As February ushers in Black History Month and the highly anticipated release of Marvel’s Black Panther, I’ve noticed a couple of things in the excitement surrounding the movie.
First, Black Panther is the first movie in history where people may be considered uncool for NOT wearing a costume to the premier.
Second, and more important, observation is that various members of the community have come together and taken on the responsibility of buying out theaters to make sure that black kids, regardless of their parent’s income, will be able to see the movie. It’s been surreal seeing the community invest financial resources and time to make sure that these kids can see and celebrate superheroes who look like them.
Mentors are superheroes to their mentees because they take on the responsibility of providing guidance and support for someone’s academic or professional goals. As with buying out theaters for Black Panther, supporting typically underrepresented STEM students/early career professionals may require an even greater level of commitment from their community than the already admirable commitment of being a mentor. While it would be impossible for you to mentor to every person who needs one, these are some tangible steps that you can take to go from being a superhero to your mentee, to being a superhero to entire communities.
As with any superhero, people need to know your story. Get together with some of your friends who are studying/working in STEM related fields and ask a local middle or high school about starting a monthly speaker series where you can talk to the students about your academic and professional journey. Think about the pride you felt when people who looked like you came in and spoke with your class or school about their careers; you’re able to do this now.
Volunteering as a judge during a local hackathon, robotics competition,
youth entrepreneurship competition, or any other activities exposing students to STEM is a great experience. It’s good to be supportive of existing efforts to uplift the community and encourage students to engage in STEM, and at some point, you should consider putting together your own event. Gather some like-minded individuals and host a hackathon or youth entrepreneurship competition. Buy some cool prizes for the participants and even if money is too tight to do that yourself, try to get your company or student organization to donate money for prizes for the students. Superheroes need crews too.

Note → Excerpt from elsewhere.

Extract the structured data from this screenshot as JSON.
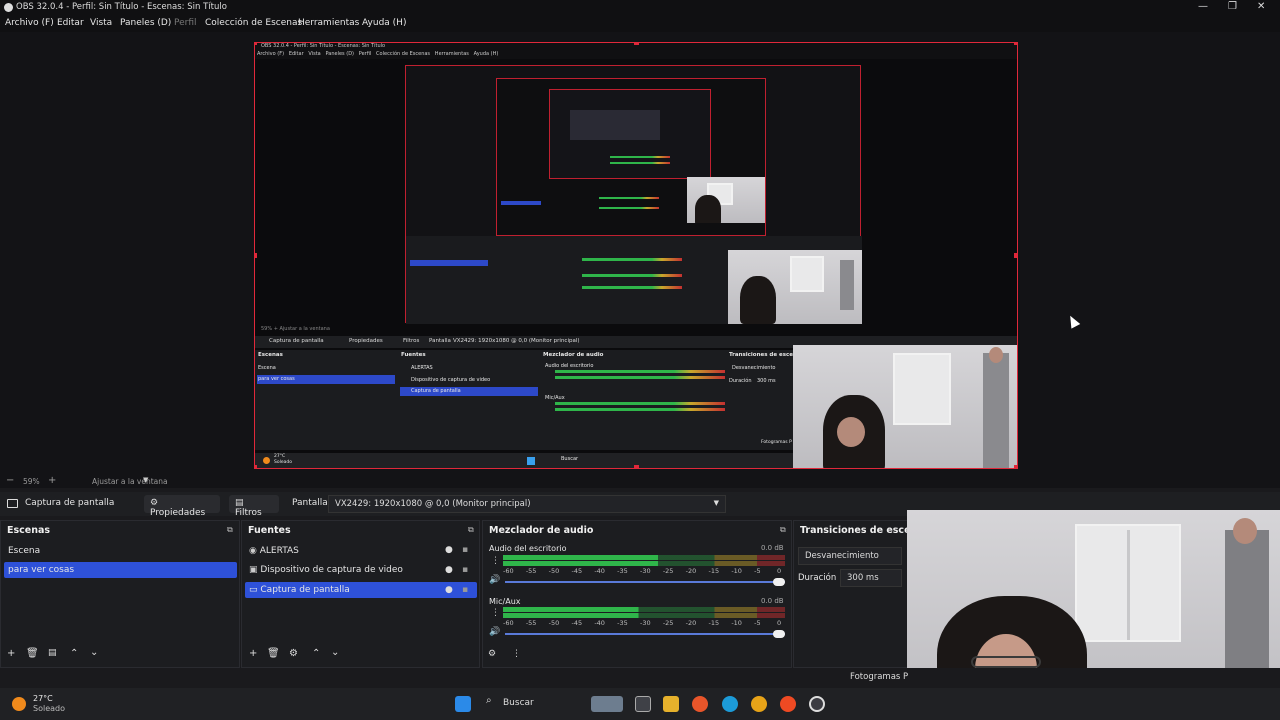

Having super powers doesn’t make you a superhero unless you use these powers when called upon by those in need. Simply stated, a core part of being a superhero is being responsive to calls for help. If you are serious about increasing diversity in STEM fields, you can’t just lay low and build. Tell people the best way to get in touch with you and then be responsive when people reach out to ask questions.
This doesn’t mean that you must grab coffee with everyone who “wants to pick your brain,” but it does mean that you should dedicate some time every week or month to responding to people on a platform of your choice. Maybe you use Twitter, maybe you accept inquiries through your personal website, maybe you do some type of Facebook Live Q &A session every month; whatever it is, don’t get too important to answer sincere questions.
Tip: Once you answer a question, post the question and the answer to your personal website. Posting your responses to previously asked questions will further establish you as an authority in your field, serve as a resource for those with questions, and ensure that you aren’t answering the same questions every time you speak with someone.
Superheroes come in all different shapes, sizes, colors, and personality types, and that’s perfect. If you’re a person of a different background than many of the students/young professionals in your community, you can still be a superhero in your community. In addition to volunteering yourself, try asking people in your network who share similar backgrounds as the people you’re mentoring to get involved. If you’re a man and you talk to a group of young ladies about STEM opportunities, that’s awesome! Your next step is to think about some women colleagues who would also be willing to speak with the young ladies about her experience. If you’re a white person and you volunteer at an event with a group of black students, talk to some of your black colleagues about your experience and invite them to come with you in the future. The best superheroes understand that sometimes the same message from a different messenger will resonate in a different way. They aren’t worried about who gets credit for saving the world as long as the mission is accomplished.
BONUS POINT: Be the Plug
The next point may not flow with the superhero theme, but it’s an important point regardless. Remember those friends that I’m encouraging you to work with to pull off big community investment projects, highlight their work and help them establish themselves as leaders in their industries. This helps your friends build their own personal brands and builds a network of community-minded people who are leading voices in their fields.
One of my favorite quotes is “Good enough is never your best, but your best is always good enough.” When you serve as a mentor you are also preparing your mentee to be part of the next generation of mentors; make sure they are constantly thinking of how to go above what’s expected and inspire them to do their best at giving back to the community. Prepare your mentees to embrace the responsibility of being superheroes by being one yourself.